*Work to be completed*.
Every line of the records that holds the word "randomInt" should be copied out.

*Entries supplied*.

* * *

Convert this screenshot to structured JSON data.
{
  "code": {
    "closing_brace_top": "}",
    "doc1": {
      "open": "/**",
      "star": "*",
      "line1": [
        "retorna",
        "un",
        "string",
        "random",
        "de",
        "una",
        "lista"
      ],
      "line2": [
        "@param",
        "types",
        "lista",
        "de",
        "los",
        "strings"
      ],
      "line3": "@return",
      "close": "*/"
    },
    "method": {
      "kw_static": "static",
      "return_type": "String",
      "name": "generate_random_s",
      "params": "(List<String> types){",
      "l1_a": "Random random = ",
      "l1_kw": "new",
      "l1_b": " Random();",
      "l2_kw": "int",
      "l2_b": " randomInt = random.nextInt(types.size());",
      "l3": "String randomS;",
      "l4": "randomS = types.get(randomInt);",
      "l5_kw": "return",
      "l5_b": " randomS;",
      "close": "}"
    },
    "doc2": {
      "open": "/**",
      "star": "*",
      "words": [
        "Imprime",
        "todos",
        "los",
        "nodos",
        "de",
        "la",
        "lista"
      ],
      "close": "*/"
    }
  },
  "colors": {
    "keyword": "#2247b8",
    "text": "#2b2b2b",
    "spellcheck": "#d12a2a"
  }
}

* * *

*Response*.
      "l2_b": " randomInt = random.nextInt(types.size());",
      "l4": "randomS = types.get(randomInt);",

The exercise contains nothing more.